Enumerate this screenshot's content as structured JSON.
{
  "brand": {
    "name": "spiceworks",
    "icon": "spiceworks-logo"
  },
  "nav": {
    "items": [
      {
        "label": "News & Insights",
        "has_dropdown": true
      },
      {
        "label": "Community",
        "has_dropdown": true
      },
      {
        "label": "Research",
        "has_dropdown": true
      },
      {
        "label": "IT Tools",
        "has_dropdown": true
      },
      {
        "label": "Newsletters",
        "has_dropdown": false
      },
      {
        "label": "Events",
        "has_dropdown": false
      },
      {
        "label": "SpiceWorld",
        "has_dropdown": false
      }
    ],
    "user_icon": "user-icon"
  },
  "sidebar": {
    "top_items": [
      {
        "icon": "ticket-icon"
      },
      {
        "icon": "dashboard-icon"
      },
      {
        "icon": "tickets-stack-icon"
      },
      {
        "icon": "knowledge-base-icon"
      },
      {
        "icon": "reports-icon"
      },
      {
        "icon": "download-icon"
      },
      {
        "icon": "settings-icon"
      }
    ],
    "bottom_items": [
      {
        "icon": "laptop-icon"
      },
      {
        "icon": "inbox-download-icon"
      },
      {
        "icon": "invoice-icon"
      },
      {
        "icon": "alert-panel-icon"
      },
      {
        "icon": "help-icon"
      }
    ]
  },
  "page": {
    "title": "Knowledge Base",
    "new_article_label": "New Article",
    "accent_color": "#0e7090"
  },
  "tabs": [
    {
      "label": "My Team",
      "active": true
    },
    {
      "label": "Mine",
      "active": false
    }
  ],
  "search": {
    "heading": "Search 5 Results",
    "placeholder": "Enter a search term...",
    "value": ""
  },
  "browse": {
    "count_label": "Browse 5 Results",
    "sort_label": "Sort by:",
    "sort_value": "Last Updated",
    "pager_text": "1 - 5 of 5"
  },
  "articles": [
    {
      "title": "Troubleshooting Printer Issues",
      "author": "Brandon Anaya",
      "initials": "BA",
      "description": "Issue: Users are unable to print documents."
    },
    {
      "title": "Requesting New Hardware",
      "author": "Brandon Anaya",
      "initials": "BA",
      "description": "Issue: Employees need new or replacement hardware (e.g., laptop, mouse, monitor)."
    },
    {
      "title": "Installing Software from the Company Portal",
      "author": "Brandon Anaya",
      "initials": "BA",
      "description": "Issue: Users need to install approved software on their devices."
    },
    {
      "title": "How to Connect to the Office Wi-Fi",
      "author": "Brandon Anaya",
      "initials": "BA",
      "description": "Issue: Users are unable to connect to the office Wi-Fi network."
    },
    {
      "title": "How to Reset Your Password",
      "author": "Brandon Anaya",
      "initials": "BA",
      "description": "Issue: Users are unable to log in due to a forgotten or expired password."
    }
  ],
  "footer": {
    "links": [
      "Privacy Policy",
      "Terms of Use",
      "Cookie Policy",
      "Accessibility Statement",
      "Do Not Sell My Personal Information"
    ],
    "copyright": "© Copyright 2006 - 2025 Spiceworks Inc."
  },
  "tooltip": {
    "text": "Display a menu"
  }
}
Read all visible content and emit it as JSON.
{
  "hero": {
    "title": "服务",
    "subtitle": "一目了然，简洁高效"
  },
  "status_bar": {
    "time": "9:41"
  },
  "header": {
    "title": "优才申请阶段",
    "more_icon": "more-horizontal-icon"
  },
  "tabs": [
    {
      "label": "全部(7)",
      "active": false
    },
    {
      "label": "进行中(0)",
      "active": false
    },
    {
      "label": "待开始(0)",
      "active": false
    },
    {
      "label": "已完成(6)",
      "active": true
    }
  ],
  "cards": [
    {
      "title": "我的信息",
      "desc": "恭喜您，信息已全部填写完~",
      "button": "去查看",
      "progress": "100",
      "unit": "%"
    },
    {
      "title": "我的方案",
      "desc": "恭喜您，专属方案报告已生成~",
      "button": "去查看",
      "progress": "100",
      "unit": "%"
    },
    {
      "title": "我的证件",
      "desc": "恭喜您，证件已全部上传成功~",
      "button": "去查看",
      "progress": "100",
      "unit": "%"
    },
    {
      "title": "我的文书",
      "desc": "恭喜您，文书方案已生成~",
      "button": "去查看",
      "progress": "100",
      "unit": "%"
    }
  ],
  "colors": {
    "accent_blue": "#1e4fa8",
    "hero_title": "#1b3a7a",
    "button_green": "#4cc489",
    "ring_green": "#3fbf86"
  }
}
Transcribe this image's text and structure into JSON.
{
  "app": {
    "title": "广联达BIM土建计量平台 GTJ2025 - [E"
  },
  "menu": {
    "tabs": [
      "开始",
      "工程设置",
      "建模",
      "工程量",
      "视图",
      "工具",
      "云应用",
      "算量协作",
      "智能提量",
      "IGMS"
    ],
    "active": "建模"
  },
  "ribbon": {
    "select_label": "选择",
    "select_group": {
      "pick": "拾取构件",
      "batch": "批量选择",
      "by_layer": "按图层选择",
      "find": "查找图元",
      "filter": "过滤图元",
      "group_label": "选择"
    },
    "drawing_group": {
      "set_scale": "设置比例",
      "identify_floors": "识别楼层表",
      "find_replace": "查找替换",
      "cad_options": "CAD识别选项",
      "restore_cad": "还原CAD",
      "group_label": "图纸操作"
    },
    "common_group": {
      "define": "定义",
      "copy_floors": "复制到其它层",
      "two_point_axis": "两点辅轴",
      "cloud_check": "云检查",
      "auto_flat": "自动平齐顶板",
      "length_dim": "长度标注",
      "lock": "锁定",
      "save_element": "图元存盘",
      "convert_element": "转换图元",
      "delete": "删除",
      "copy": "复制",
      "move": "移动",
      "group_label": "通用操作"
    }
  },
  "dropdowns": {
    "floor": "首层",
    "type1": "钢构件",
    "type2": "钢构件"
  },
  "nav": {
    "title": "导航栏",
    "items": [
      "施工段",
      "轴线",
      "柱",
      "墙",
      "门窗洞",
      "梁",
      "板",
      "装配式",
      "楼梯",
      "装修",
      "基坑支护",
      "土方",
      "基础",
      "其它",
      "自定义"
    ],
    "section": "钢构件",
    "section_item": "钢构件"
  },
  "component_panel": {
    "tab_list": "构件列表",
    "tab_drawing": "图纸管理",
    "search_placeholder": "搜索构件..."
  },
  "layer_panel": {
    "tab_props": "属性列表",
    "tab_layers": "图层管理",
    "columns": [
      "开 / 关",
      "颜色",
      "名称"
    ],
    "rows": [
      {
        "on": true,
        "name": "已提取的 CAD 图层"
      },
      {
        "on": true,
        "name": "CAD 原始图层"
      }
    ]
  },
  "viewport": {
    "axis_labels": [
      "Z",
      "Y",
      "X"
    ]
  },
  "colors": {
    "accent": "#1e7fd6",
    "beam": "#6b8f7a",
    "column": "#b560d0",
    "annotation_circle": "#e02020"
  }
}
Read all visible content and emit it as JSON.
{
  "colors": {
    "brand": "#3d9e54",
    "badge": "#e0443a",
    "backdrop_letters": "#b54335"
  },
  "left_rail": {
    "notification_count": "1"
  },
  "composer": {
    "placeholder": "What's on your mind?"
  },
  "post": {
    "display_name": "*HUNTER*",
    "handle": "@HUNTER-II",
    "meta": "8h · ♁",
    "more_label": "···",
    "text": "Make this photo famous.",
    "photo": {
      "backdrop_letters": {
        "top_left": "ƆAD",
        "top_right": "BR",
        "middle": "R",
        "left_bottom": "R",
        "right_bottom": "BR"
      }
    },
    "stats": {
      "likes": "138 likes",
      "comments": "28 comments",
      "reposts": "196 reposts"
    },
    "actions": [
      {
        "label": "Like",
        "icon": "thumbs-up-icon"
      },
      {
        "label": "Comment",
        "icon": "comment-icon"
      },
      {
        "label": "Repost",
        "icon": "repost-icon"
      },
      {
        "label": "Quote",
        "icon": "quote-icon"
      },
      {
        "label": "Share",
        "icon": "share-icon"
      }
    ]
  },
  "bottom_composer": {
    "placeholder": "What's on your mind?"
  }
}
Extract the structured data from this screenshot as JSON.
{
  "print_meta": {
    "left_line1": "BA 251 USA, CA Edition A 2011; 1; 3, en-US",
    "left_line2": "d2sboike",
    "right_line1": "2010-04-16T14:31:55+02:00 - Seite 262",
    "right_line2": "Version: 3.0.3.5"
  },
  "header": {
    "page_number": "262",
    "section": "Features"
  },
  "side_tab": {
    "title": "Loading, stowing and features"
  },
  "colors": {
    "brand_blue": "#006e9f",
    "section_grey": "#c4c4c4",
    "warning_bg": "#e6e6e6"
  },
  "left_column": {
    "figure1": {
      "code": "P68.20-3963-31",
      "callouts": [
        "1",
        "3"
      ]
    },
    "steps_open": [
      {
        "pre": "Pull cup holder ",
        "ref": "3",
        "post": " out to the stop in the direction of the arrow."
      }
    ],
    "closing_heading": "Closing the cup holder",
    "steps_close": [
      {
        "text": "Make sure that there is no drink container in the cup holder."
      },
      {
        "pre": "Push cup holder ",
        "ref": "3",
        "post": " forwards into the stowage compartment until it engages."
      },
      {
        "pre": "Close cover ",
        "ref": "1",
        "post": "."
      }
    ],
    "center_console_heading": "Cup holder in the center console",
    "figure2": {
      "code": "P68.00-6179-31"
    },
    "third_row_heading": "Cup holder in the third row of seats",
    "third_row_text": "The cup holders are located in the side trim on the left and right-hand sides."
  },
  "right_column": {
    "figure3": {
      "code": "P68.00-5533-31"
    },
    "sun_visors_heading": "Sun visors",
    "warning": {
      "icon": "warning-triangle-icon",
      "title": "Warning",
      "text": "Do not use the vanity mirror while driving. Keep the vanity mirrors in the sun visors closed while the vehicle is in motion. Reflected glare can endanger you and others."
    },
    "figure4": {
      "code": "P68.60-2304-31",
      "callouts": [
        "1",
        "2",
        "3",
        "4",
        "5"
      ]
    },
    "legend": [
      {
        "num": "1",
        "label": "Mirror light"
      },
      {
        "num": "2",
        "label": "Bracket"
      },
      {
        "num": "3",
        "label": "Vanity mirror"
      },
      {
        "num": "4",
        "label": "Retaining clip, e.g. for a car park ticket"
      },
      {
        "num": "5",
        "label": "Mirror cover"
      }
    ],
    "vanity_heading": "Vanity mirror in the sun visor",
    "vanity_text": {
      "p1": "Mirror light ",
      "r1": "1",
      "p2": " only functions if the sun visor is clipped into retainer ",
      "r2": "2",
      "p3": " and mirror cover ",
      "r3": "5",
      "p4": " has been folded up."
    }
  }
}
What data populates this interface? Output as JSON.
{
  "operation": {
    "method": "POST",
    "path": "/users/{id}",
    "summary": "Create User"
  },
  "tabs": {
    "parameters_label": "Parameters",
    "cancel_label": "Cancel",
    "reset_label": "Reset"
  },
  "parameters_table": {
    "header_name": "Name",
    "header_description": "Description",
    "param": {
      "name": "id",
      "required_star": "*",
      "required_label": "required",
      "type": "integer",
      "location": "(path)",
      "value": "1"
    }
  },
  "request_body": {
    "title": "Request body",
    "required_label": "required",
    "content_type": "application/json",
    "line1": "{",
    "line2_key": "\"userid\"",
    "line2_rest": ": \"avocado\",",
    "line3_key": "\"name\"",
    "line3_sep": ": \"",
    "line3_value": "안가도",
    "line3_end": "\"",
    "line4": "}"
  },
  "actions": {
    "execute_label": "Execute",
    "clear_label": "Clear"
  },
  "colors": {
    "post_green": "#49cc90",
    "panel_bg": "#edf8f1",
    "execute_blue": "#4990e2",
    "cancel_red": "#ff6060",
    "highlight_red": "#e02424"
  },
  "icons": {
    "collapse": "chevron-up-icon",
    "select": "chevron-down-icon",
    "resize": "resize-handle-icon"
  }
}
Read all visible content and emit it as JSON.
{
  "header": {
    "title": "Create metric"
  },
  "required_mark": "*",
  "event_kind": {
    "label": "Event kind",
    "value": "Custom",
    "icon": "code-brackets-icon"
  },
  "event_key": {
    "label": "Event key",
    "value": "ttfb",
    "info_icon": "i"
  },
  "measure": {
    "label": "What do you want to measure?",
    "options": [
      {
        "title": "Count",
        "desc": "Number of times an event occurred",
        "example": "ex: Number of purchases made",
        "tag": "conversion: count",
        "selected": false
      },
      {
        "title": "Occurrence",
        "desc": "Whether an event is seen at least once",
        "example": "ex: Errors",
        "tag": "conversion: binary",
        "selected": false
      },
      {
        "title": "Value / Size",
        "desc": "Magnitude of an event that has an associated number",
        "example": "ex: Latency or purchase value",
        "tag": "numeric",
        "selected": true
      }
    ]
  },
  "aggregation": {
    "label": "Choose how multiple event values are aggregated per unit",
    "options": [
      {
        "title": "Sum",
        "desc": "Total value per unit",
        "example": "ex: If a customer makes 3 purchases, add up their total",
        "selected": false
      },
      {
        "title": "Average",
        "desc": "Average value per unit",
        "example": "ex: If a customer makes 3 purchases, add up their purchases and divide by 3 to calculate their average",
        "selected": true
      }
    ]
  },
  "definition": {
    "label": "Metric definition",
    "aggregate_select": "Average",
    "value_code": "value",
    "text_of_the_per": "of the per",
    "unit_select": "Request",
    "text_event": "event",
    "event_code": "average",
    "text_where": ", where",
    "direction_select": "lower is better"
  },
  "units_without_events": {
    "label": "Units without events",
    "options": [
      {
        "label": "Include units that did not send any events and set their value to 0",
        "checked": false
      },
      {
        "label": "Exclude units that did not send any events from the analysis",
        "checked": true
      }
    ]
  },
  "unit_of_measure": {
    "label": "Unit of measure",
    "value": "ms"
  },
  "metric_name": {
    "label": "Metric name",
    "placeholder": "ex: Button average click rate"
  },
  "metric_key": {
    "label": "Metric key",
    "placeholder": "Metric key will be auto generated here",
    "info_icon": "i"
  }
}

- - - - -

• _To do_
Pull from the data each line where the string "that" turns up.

• _Output of the task_
        "text": "Make sure that there is no drink container in the cup holder."
        "desc": "Magnitude of an event that has an associated number",
        "label": "Include units that did not send any events and set their value to 0",
        "label": "Exclude units that did not send any events from the analysis",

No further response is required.